[Extracted data entries]
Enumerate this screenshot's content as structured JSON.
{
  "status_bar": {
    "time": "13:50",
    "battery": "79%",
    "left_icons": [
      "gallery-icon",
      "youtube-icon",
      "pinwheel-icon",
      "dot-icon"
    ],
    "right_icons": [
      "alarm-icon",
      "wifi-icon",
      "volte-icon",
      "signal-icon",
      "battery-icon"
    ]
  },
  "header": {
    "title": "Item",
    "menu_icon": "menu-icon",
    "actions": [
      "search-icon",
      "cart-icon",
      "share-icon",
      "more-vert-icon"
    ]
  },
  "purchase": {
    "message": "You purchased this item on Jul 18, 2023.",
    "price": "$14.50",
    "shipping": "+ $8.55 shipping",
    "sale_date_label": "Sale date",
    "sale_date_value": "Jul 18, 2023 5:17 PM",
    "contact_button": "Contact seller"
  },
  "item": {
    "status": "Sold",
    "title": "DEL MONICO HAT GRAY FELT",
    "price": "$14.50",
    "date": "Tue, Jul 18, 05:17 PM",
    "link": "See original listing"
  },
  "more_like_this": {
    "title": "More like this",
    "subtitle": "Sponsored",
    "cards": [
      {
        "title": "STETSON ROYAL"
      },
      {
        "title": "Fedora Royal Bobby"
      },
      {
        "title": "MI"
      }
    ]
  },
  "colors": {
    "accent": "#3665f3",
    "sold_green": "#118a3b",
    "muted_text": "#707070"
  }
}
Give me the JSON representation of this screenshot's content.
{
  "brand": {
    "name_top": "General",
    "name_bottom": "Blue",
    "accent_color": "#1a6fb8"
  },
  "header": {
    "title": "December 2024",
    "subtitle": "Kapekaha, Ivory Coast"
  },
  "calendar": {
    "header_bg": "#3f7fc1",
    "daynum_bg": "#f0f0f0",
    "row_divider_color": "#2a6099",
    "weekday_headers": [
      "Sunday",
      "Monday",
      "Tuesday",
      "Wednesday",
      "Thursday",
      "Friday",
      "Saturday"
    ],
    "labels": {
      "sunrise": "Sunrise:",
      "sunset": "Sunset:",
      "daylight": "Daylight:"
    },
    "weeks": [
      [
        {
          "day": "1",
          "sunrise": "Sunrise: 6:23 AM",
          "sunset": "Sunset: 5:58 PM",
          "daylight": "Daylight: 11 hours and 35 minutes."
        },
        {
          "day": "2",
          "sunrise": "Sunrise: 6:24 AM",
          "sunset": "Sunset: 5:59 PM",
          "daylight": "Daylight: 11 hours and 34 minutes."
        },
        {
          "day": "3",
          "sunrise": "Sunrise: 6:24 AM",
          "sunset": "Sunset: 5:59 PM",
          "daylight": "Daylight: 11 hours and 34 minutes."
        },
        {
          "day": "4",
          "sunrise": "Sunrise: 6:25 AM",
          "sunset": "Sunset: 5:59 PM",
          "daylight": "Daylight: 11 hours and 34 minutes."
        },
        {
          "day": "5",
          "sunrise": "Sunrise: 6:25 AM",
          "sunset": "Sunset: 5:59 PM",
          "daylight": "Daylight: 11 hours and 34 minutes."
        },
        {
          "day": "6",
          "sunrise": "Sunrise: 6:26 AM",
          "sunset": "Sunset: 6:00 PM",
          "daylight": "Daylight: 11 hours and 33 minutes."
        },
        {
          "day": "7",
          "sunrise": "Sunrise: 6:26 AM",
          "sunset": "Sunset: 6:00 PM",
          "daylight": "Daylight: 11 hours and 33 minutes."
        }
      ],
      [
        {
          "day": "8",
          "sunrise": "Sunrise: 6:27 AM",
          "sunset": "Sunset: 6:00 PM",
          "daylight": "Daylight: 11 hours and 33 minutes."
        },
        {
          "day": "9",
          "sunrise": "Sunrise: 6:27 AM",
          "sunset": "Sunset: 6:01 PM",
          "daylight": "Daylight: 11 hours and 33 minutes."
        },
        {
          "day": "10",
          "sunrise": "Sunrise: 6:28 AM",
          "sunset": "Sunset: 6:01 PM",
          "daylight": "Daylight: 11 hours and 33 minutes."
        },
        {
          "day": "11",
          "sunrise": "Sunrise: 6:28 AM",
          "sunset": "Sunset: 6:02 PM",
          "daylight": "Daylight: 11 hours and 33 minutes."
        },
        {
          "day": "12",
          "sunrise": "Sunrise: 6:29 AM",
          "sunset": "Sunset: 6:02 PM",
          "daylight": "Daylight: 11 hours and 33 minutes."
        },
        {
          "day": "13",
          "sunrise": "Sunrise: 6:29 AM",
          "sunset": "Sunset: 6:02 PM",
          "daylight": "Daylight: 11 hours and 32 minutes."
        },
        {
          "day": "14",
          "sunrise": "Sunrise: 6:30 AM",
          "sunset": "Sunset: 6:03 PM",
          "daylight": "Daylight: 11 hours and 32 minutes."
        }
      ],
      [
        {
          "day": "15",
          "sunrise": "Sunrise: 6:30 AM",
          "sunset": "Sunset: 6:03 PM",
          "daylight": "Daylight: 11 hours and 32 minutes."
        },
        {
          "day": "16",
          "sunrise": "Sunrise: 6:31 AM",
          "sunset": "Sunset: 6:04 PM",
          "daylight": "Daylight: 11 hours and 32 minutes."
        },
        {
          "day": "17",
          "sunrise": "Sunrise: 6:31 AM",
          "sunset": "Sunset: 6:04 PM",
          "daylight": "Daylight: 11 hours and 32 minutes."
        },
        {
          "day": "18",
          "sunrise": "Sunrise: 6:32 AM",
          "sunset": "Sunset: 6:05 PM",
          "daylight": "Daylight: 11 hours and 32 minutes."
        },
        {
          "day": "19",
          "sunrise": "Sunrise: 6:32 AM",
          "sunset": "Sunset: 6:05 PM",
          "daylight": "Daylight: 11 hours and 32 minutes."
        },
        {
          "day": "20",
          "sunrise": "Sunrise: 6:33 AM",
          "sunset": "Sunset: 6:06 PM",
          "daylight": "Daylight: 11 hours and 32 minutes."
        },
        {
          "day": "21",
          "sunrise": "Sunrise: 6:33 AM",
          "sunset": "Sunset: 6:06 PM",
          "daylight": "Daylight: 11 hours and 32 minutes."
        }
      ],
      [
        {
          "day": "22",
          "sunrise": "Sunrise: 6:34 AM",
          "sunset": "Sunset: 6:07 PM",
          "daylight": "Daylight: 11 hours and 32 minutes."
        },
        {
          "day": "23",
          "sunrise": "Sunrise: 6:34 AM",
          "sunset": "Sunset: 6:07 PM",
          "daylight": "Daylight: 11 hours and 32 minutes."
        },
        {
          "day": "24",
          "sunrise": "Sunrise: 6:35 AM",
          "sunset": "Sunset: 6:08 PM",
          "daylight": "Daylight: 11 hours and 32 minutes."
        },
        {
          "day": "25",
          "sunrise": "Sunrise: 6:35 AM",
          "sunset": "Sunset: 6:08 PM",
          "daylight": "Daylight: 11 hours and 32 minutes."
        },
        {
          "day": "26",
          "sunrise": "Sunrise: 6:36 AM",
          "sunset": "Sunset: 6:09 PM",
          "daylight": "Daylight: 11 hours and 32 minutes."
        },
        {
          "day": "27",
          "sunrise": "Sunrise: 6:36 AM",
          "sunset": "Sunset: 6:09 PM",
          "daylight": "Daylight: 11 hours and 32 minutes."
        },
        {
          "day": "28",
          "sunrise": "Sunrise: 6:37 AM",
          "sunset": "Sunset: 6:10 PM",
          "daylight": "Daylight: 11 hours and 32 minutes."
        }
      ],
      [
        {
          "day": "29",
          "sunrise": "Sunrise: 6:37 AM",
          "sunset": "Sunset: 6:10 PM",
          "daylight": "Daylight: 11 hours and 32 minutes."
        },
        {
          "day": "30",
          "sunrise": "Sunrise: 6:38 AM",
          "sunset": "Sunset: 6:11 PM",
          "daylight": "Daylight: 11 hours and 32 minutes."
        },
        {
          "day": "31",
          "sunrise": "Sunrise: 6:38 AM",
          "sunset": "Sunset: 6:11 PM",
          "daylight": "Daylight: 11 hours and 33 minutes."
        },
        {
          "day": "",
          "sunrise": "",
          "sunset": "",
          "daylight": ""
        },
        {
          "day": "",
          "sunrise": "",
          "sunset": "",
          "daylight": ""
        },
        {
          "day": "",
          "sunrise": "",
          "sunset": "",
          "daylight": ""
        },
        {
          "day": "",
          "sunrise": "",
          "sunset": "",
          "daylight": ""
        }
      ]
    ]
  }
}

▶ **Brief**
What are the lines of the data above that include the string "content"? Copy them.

▶ **Response below**
Enumerate this screenshot's content as structured JSON.
Give me the JSON representation of this screenshot's content.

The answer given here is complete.